London architect Simon Astridge is a master of materials. He gravitates to simple luxury and has a razor-sharp focus: A sampling of his projects have been dubbed, for instance, the Plywood House, The Pink House, and The Clay House. The latter, it turns out, belongs to Astridge himself and his wife, Taeko, who works in finance and whose Tokyo upbringing influenced many of the design decisions.
Set in a formerly crumbling North London townhouse, their duplex apartment now has walls finished in luminous layers of clay plaster known as arakabe and bedrooms and a hall with tatami-style carpeting. It leads to the most Japanese design of all: a two-room wet and dry “bathing zone” that Astridge tailored to Taeko’s requests, jungle of hanging plants included.
“The design is based on the Japanese way to bathe,” explains Astridge. “You move from the public-zone tatami threshold into the private undressing/dressing timber threshold, and then into the bathing and washing stone threshold.” Situated in what had been the kitchen, the two rooms occupy a total of 140 square feet.
Shelves in the steel vanity hold toiletries as does the flush medicine cabinet inserted into the wall paneling over the sink. The cabinet has a touch-latch door with a mirror on the inside. Astridge found the brass faucets at an “old-school hardware shop” in Braga, Portugal, and uses what he calls “a plumber’s fixing hook” on the back of the door (not shown) for hanging towels.
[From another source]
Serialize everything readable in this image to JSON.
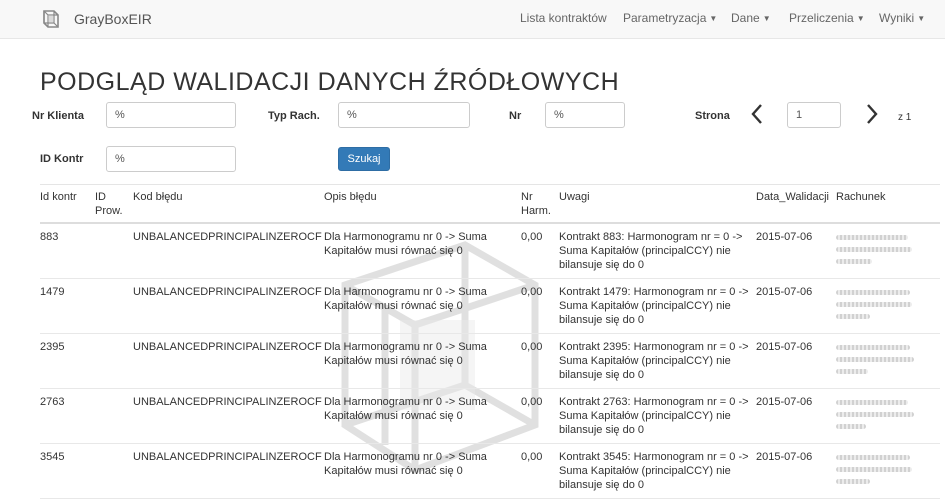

For more of his inventive uses of plumbing parts, see A Tiny Plywood Kitchen with DIY Brass Hardware.
The toilet is “purposefully separated from the bathing zone” in a small room between the apartment’s two bedrooms.
The walls and floor are lined in stone-like gray porcelain tiles from Pentagon Tiles, and the shower ceiling rises into the plywood-paneled eaves of the roof above.
Create your own bathroom rain forest: Drape a few sprigs of eucalyptus over your shower for an instant spa effect. Here are some other Gardenista tips: